Another means of mitigating DoS/DDoS attacks is by leveraging web application firewall tools and monitoring systems that have been built to detect and prevent the occurrence of a successful attack quickly. These tools are automated to serve this function and can provide all-around real-time security.
Sucuriis a web application firewall (WAF) and intrusion prevention system (IPS) for websites. Sucuri blocks any form of DoS attack targetted at layers 3, 4, and 7 of the OSI model. Some of its key features include proxy service, DDoS protection, and fast scanning.
Cloudflare is one of the most highly rated DDoS mitigation tools. Cloudflare also offers content delivery networks CDN as well as three layers of protection, website DDoS protection(L7), application DDoS protection(L4), and network DDoS protection(L3).
Imperva WAF is a proxy server that filters all incoming traffic sends and ensures they are safe before passing it over to the web server. Proxy service, security patching, and site availability continuity are some of the key features of Imperva WAF.
Stack WAF is easy to set up and helps with precise threat identification. Stack WAF provides application protection, including website, APIs, and SaaS products, content protection, and application layer DDoS attack protection.
AWS Shield monitors traffic in real-time by looking at flow data to detect suspicious traffic. It also uses packet filtering and traffic prioritization to help control traffic through the server. It is worth noting that the AWS shield is only available within the AWS environment.
We have reviewed some practices that could help mitigate a successful DoD/DDoS attack on a server. It is important to note that no signs of threats/abnormalities should be dismissed without being properly handled
DoS vs. DDoS Attacks
DoS and DDoS on the surface level are a lot similar. In this section, we will cover some of the notable differences that distinguish them apart from each other.
DoS comes from a single origin. Hence the amount of traffic it can generate is relatively low compared to DDoS
DDoS attack employs multiple bots/systems, which means it can cause a large amount of traffic from different origins simultaneously and overflow a server quickly
Multiple systems/bot at the same time
DoS attacks are easier to detect and terminate since they come from a single origin.
DDoS attacks have multiple origins making it difficult to identify the source of all the targets and terminate the attack
Easier to execute
Requires large resources and a bit of technical know-how
Slow compared to DDoS
DDoS attacks are very fast
Extreme impact on system/server
Organizations should ensure that the security of their system is prioritized in every case; a breach/break in services could lead to a potential loss of trust from users. DoS and DDoS attacks are all illegal and harmful to the target system. Hence all measures to ensure that these attacks can be detected and managed should be taken seriously.
You may also explore top cloud-based DDoS protection for small to enterprise websites.
Aminu Abdullahi is an experienced B2B technology and finance writer and award-winning public speaker. He is the co-author of the e-book, The Ultimate Creativity Playbook, and has written for various publications, including Geekflare,… read more

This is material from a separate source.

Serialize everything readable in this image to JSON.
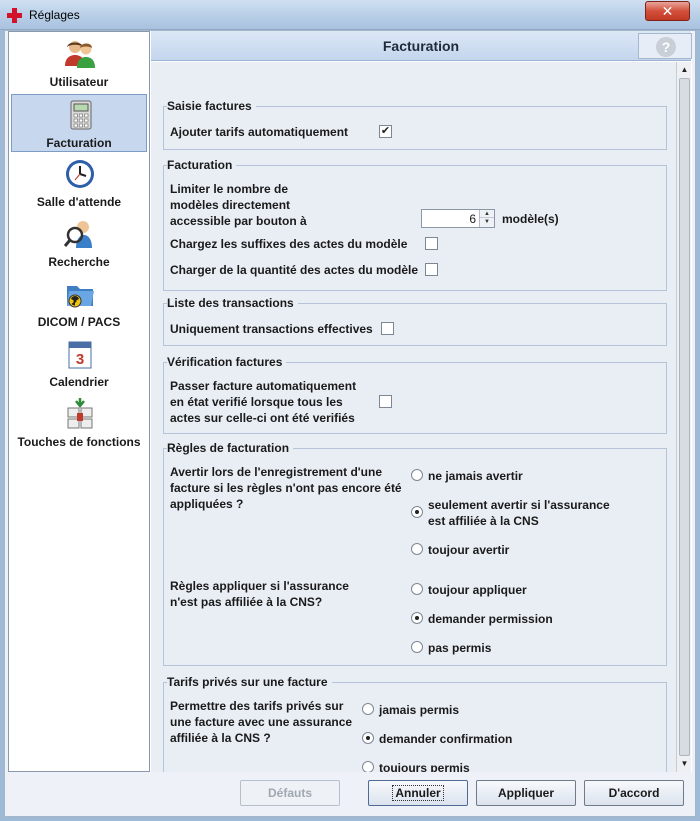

Narendra Mohan Mittal
Narendra Mohan Mittal is a Senior Digital Branding Strategist and Content Editor with over 12 years of versatile experience. He holds an M-Tech (Gold Medalist) and B-Tech (Gold Medalist) in Computer Science & Engineering.